Years ago I bought an art print from a poster fair that would visit my university a couple of times a year.  I was so drawn to this painting, which featured a woman sitting at what looked to be a Parisian cafe, a pensive expression on her face, quill and half-glass of wine on her table.  I loved everything about this piece: the setting, the colours, the subject matter, the painter’s technique.  I didn’t even look up the artist for some time, or explore the historical context of the work (which is strange, considering I was an Art History major).  It spoke to me, and that was enough.

The Cafe, Tsuguharu Foujita (1949)

The Cafe, Tsuguharu Foujita (1949)

I felt an affinity with this woman, and I wanted to be her, but her world and life were so far away from mine.  This painting created a tension within me.  Of admiring, of relating…but also feeling disconnected.  Not having her life.  Not being able to do what she was doing.

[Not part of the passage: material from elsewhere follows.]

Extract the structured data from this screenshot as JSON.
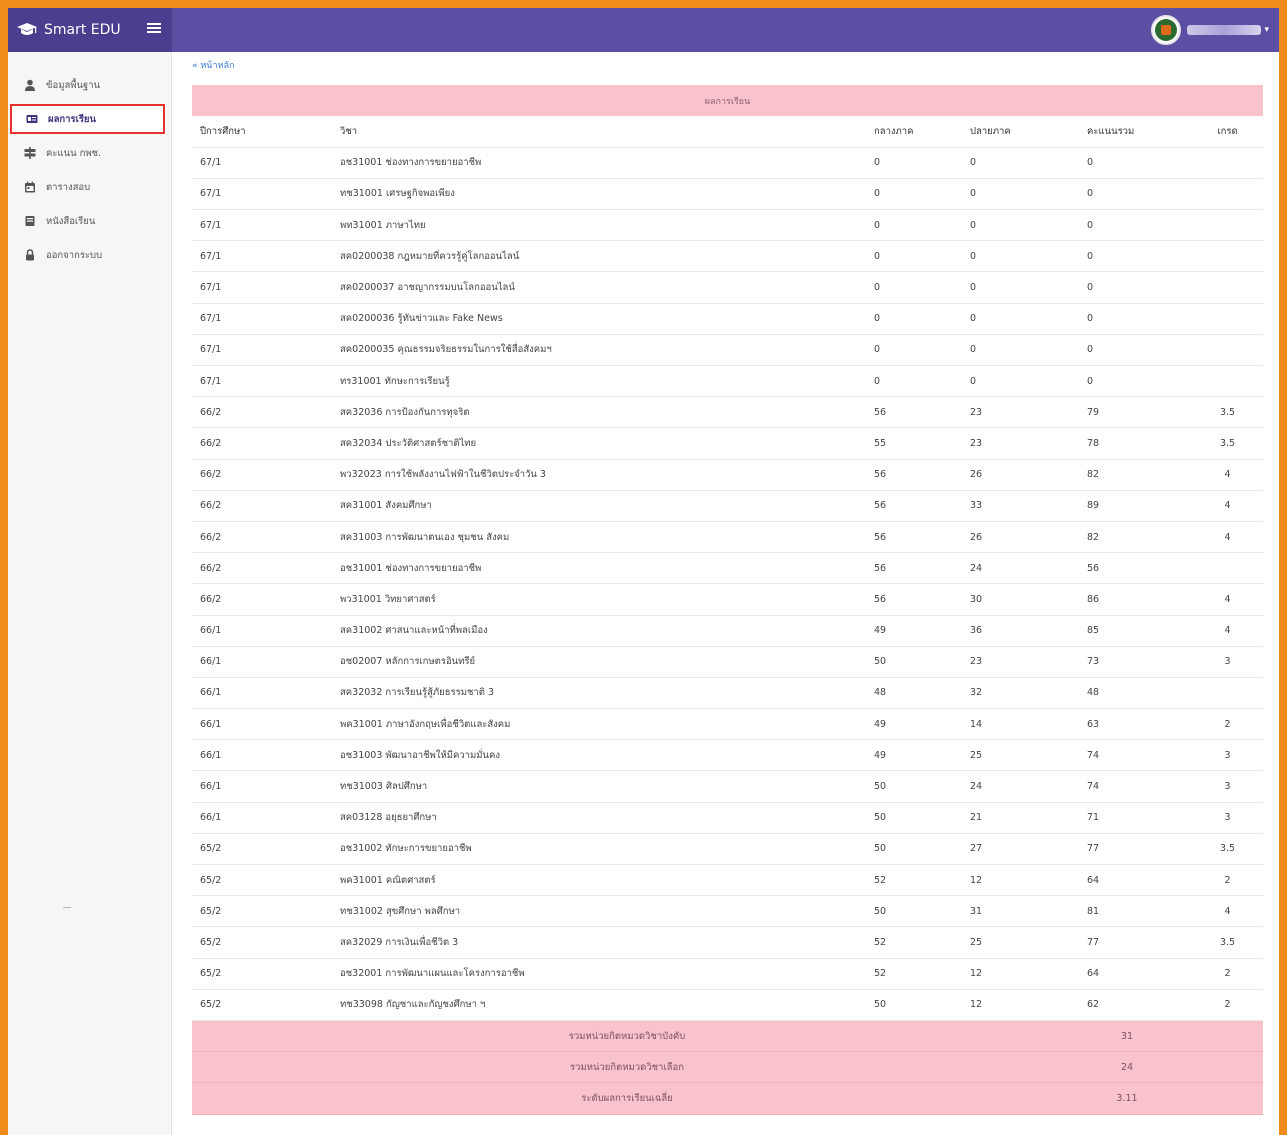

That painting remained on my bedroom wall for one or two years, but then I rolled it up and stashed it away somewhere.  I eventually left university life and moved back to my hometown, and I suppose I had other posters to mount.

The thing is, I could never get rid of that print.  Not only that, I made sure it stayed in as pristine condition as possible.  In my many bouts of clearing out clutter over the years, whenever I would come upon that poster, I would feel happy to have re-discovered it, and made sure it did not get thrown out with the rest.  And I would think….I need to mount that someday.  But there it went, back with the other items not currently in use, tucked away safely in storage.

I moved a couple weeks ago, subletting my friend’s place while she is travelling for the next few months.  This space is teeny tiny, so I have brought minimal possessions with me.  But for some reason, I had to bring the print.

Why now?  What shifted so that I knew, without hesitation, that she was coming with me this time?  And where was this impulse before?

It’s more than just arbitrary.  I look at that painting now, and the tension is gone.  I look at her now, and I relate with understanding.  She is in a different time, in a different place.  She doesn’t have a coffee by her side, nor a laptop in front of her.  But I can relate to her process.  I can relate to her expression.  I know what’s going on in her head.

The lady in the painting is me.